Line filter on the word "ポリゴン": copy each matching line from the entries.

Collected data entries:
-- Opening Marker --

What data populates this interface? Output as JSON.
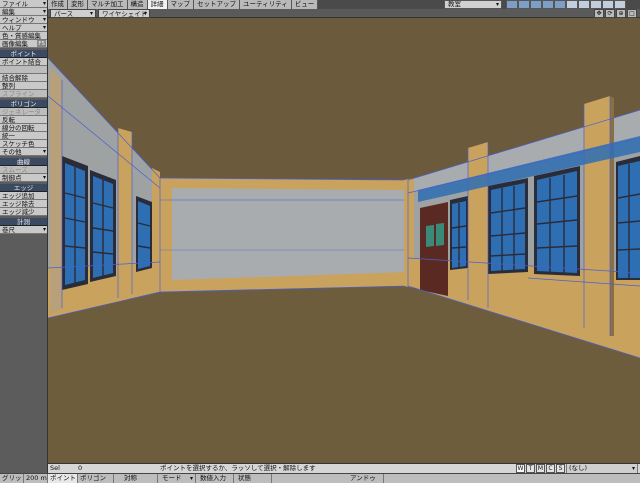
{
  "menu": {
    "top": [
      "ファイル",
      "編集",
      "ウィンドウ",
      "ヘルプ",
      "色・質感編集",
      "画像編集"
    ],
    "top_shortcut": "F5",
    "point_section": "ポイント",
    "point_items": [
      "ポイント結合",
      "",
      "結合解除",
      "整列",
      "スプライン"
    ],
    "polygon_section": "ポリゴン",
    "polygon_items": [
      "ジェネレータ",
      "反転",
      "線分の回転",
      "統一",
      "スケッチ色",
      "その他"
    ],
    "curve_section": "曲線",
    "curve_items": [
      "スムーズ",
      "制御点"
    ],
    "edge_section": "エッジ",
    "edge_items": [
      "エッジ追加",
      "エッジ除去",
      "エッジ減少"
    ],
    "measure_section": "計測",
    "measure_items": [
      "巻尺"
    ]
  },
  "tabs": [
    "作成",
    "変形",
    "マルチ加工",
    "構造",
    "詳細",
    "マップ",
    "セットアップ",
    "ユーティリティ",
    "ビュー"
  ],
  "active_tab": "詳細",
  "scene_select": "教室",
  "viewport": {
    "view_mode": "パース",
    "render_mode": "ワイヤシェイド"
  },
  "selection": {
    "label": "Sel",
    "count": "0",
    "hint": "ポイントを選択するか、ラッソして選択・解除します",
    "wtmcs": [
      "W",
      "T",
      "M",
      "C",
      "S"
    ],
    "layer_select": "(なし)"
  },
  "status": {
    "grid_label": "グリッド",
    "grid_value": "200 mm",
    "point_mode": "ポイント",
    "point_key": "G",
    "polygon_mode": "ポリゴン",
    "symmetry": "対称",
    "mode": "モード",
    "numeric": "数値入力",
    "state": "状態",
    "undo": "アンドゥ"
  },
  "colors": {
    "ceiling": "#6b5a3b",
    "floor": "#6e5d3c",
    "wall_tan": "#c9a35e",
    "wall_gray": "#a9acae",
    "window_blue": "#2e6fb3",
    "frame_dark": "#2a2c3a",
    "door": "#5a2a22",
    "wire": "#4a5fd0"
  }
}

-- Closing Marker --

Problem solution:
    "polygon_section": "ポリゴン",
    "polygon_mode": "ポリゴン",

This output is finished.